• EXERCISE REQUIREMENTS:
An exact restatement of every record is required.

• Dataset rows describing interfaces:
__________

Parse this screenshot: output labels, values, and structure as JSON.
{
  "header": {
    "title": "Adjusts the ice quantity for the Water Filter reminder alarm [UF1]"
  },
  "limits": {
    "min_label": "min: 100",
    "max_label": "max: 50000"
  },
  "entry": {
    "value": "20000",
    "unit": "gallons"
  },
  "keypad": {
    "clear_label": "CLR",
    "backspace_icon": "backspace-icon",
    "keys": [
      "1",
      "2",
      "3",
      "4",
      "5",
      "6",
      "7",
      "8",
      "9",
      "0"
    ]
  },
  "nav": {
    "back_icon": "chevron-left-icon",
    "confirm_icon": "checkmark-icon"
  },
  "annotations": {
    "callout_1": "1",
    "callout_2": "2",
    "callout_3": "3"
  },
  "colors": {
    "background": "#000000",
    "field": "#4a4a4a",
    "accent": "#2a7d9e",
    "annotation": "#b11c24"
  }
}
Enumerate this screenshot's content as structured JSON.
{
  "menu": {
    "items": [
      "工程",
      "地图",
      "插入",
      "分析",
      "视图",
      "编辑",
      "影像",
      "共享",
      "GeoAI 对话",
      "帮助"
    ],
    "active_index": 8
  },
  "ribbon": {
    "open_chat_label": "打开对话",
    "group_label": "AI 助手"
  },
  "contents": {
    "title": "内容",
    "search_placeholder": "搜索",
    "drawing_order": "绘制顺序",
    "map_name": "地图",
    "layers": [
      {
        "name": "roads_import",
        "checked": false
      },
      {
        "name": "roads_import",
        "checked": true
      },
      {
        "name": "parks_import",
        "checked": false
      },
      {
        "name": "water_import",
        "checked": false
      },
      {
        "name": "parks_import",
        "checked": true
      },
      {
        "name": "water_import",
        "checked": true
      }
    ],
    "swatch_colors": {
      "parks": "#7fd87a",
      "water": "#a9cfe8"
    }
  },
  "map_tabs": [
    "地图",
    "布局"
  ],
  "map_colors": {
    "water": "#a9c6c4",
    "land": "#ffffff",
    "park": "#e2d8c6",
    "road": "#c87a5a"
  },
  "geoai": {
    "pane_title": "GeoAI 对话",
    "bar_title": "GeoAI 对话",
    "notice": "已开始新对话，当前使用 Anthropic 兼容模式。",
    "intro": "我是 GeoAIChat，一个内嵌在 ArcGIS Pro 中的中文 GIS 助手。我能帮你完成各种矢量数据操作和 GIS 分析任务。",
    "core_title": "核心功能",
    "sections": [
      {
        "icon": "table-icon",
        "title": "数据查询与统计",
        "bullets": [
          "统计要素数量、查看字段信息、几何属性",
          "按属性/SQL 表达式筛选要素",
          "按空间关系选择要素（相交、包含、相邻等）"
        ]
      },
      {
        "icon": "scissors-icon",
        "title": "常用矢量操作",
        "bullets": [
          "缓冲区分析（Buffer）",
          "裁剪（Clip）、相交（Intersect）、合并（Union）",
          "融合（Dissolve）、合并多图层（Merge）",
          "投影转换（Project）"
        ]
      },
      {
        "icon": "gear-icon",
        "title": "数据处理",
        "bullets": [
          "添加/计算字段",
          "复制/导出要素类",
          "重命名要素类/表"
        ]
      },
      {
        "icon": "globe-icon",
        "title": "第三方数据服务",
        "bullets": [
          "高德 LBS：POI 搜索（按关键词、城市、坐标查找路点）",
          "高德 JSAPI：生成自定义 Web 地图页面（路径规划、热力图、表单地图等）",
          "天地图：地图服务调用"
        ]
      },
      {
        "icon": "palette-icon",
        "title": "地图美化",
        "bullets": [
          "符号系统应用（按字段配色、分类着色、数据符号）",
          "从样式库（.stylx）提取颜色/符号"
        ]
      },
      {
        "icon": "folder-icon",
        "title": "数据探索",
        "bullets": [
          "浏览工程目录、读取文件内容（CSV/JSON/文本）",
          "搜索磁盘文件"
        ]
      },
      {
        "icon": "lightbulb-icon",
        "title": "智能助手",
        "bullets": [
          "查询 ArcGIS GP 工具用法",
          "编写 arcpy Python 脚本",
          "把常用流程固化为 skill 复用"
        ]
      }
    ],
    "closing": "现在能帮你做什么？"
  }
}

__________

• EXERCISE ANSWER:
Parse this screenshot: output labels, values, and structure as JSON.
{
  "header": {
    "title": "Adjusts the ice quantity for the Water Filter reminder alarm [UF1]"
  },
  "limits": {
    "min_label": "min: 100",
    "max_label": "max: 50000"
  },
  "entry": {
    "value": "20000",
    "unit": "gallons"
  },
  "keypad": {
    "clear_label": "CLR",
    "backspace_icon": "backspace-icon",
    "keys": [
      "1",
      "2",
      "3",
      "4",
      "5",
      "6",
      "7",
      "8",
      "9",
      "0"
    ]
  },
  "nav": {
    "back_icon": "chevron-left-icon",
    "confirm_icon": "checkmark-icon"
  },
  "annotations": {
    "callout_1": "1",
    "callout_2": "2",
    "callout_3": "3"
  },
  "colors": {
    "background": "#000000",
    "field": "#4a4a4a",
    "accent": "#2a7d9e",
    "annotation": "#b11c24"
  }
}
Enumerate this screenshot's content as structured JSON.
{
  "menu": {
    "items": [
      "工程",
      "地图",
      "插入",
      "分析",
      "视图",
      "编辑",
      "影像",
      "共享",
      "GeoAI 对话",
      "帮助"
    ],
    "active_index": 8
  },
  "ribbon": {
    "open_chat_label": "打开对话",
    "group_label": "AI 助手"
  },
  "contents": {
    "title": "内容",
    "search_placeholder": "搜索",
    "drawing_order": "绘制顺序",
    "map_name": "地图",
    "layers": [
      {
        "name": "roads_import",
        "checked": false
      },
      {
        "name": "roads_import",
        "checked": true
      },
      {
        "name": "parks_import",
        "checked": false
      },
      {
        "name": "water_import",
        "checked": false
      },
      {
        "name": "parks_import",
        "checked": true
      },
      {
        "name": "water_import",
        "checked": true
      }
    ],
    "swatch_colors": {
      "parks": "#7fd87a",
      "water": "#a9cfe8"
    }
  },
  "map_tabs": [
    "地图",
    "布局"
  ],
  "map_colors": {
    "water": "#a9c6c4",
    "land": "#ffffff",
    "park": "#e2d8c6",
    "road": "#c87a5a"
  },
  "geoai": {
    "pane_title": "GeoAI 对话",
    "bar_title": "GeoAI 对话",
    "notice": "已开始新对话，当前使用 Anthropic 兼容模式。",
    "intro": "我是 GeoAIChat，一个内嵌在 ArcGIS Pro 中的中文 GIS 助手。我能帮你完成各种矢量数据操作和 GIS 分析任务。",
    "core_title": "核心功能",
    "sections": [
      {
        "icon": "table-icon",
        "title": "数据查询与统计",
        "bullets": [
          "统计要素数量、查看字段信息、几何属性",
          "按属性/SQL 表达式筛选要素",
          "按空间关系选择要素（相交、包含、相邻等）"
        ]
      },
      {
        "icon": "scissors-icon",
        "title": "常用矢量操作",
        "bullets": [
          "缓冲区分析（Buffer）",
          "裁剪（Clip）、相交（Intersect）、合并（Union）",
          "融合（Dissolve）、合并多图层（Merge）",
          "投影转换（Project）"
        ]
      },
      {
        "icon": "gear-icon",
        "title": "数据处理",
        "bullets": [
          "添加/计算字段",
          "复制/导出要素类",
          "重命名要素类/表"
        ]
      },
      {
        "icon": "globe-icon",
        "title": "第三方数据服务",
        "bullets": [
          "高德 LBS：POI 搜索（按关键词、城市、坐标查找路点）",
          "高德 JSAPI：生成自定义 Web 地图页面（路径规划、热力图、表单地图等）",
          "天地图：地图服务调用"
        ]
      },
      {
        "icon": "palette-icon",
        "title": "地图美化",
        "bullets": [
          "符号系统应用（按字段配色、分类着色、数据符号）",
          "从样式库（.stylx）提取颜色/符号"
        ]
      },
      {
        "icon": "folder-icon",
        "title": "数据探索",
        "bullets": [
          "浏览工程目录、读取文件内容（CSV/JSON/文本）",
          "搜索磁盘文件"
        ]
      },
      {
        "icon": "lightbulb-icon",
        "title": "智能助手",
        "bullets": [
          "查询 ArcGIS GP 工具用法",
          "编写 arcpy Python 脚本",
          "把常用流程固化为 skill 复用"
        ]
      }
    ],
    "closing": "现在能帮你做什么？"
  }
}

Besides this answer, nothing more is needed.